Vázquez-Soto has "limited functional physical
capabilities" and that the surveillance videos did not
change his assessment. He based his testimony on a medical
report, admitted into evidence, that he authored about
Vázquez-Soto's medical condition. Dr. Sein
explained that he concluded in his report that
Vázquez-Soto's condition is permanent and likely
to worsen over time. Dr. Sein's testimony lasted more
than an hour and was followed by cross-, redirect-, and
re-cross-examination. After the re-cross, Vázquez-Soto
moved for a judgment of acquittal under Rule 29 of the
Federal Rules of Criminal Procedure, which the court denied.
jury deliberated for four days. At the end of the first day
of deliberations, the jury requested a transcript of the
testimony of Dr. Sein. The district court denied the request,
over defense counsel's objection. The court also denied
defense counsel's request for a "readback" of
Dr. Sein's testimony and counsel's request that the
jury be informed that it could request such a readback.
Instead, the court instructed the jurors to rely on their
memory, notes, and Dr. Sein's report. On the fourth day
of deliberations, the jury returned a verdict of guilty on
all three counts. Vázquez-Soto then renewed his Rule
29 motion and moved for a new trial under Rule 33,
see Fed. R. Crim. P. 29(c), 33, which the court
denied. This appeal followed.
appeal, Vázquez-Soto argues that (1) the evidence

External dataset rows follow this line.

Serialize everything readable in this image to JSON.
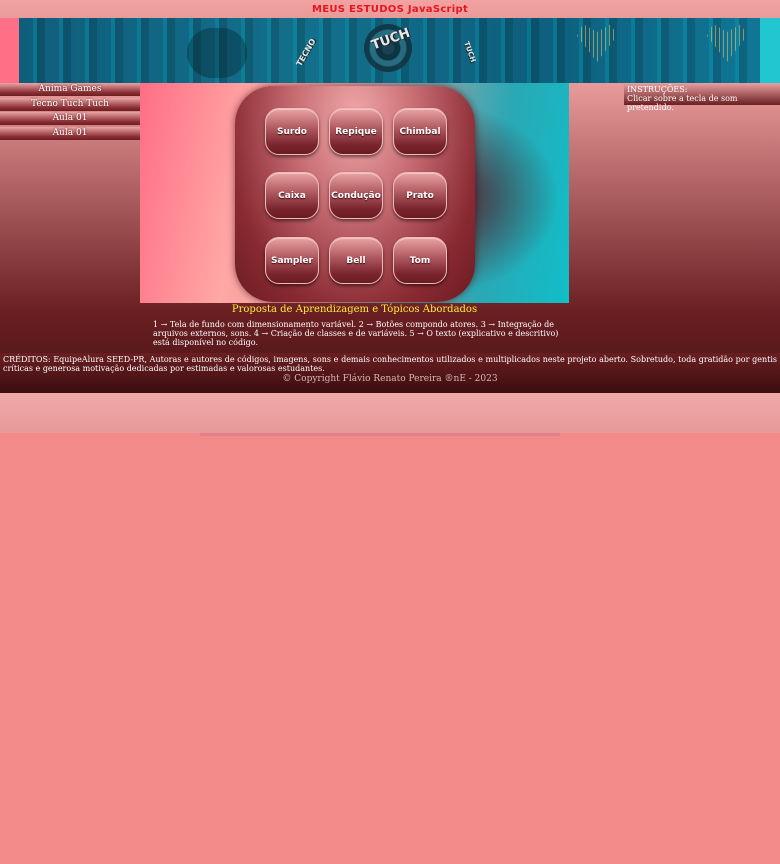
{
  "header": {
    "title": "MEUS ESTUDOS JavaScript"
  },
  "banner": {
    "words": [
      "TECNO",
      "TUCH",
      "TUCH"
    ]
  },
  "sidebar": {
    "items": [
      {
        "label": "Anima Games"
      },
      {
        "label": "Tecno Tuch Tuch"
      },
      {
        "label": "Aula 01"
      },
      {
        "label": "Aula 01"
      }
    ]
  },
  "pad": {
    "buttons": [
      {
        "label": "Surdo"
      },
      {
        "label": "Repique"
      },
      {
        "label": "Chimbal"
      },
      {
        "label": "Caixa"
      },
      {
        "label": "Condução"
      },
      {
        "label": "Prato"
      },
      {
        "label": "Sampler"
      },
      {
        "label": "Bell"
      },
      {
        "label": "Tom"
      }
    ]
  },
  "instructions": {
    "title": "INSTRUÇÕES:",
    "text": "Clicar sobre a tecla de som pretendido."
  },
  "proposta": {
    "title": "Proposta de Aprendizagem e Tópicos Abordados",
    "text": "1 → Tela de fundo com dimensionamento variável. 2 → Botões compondo atores. 3 → Integração de arquivos externos, sons. 4 → Criação de classes e de variáveis. 5 → O texto (explicativo e descritivo) está disponível no código."
  },
  "footer": {
    "credits": "CRÉDITOS: EquipeAlura SEED-PR, Autoras e autores de códigos, imagens, sons e demais conhecimentos utilizados e multiplicados neste projeto aberto. Sobretudo, toda gratidão por gentis críticas e generosa motivação dedicadas por estimadas e valorosas estudantes.",
    "copyright": "© Copyright Flávio Renato Pereira ®nE - 2023"
  },
  "colors": {
    "title_red": "#e8141f",
    "proposta_yellow": "#ffec3a",
    "background": "#f48b8b"
  }
}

introduced at trial was insufficient to support his
convictions, (2) the Facebook photos should not have been
admitted into evidence, and (3) the district court should
have provided the jury with a transcript or readback of Dr.
Sein's testimony, or, in the alternative, informed the
jury that it could request a readback. We consider each
argument in turn.
review a challenge to the sufficiency of the evidence de
novo, taking the evidence in the light most favorable to the
jury's verdict. United States v. Santos-Soto,
799 F.3d 49, 56-57 (1st Cir. 2015). "The verdict must
stand unless the evidence is so scant that a rational
factfinder could not conclude that the government proved
all the essential elements of the charged crime
beyond a reasonable doubt." United States v.
Rodríguez-Vélez, 597 F.3d 32, 39 (1st Cir.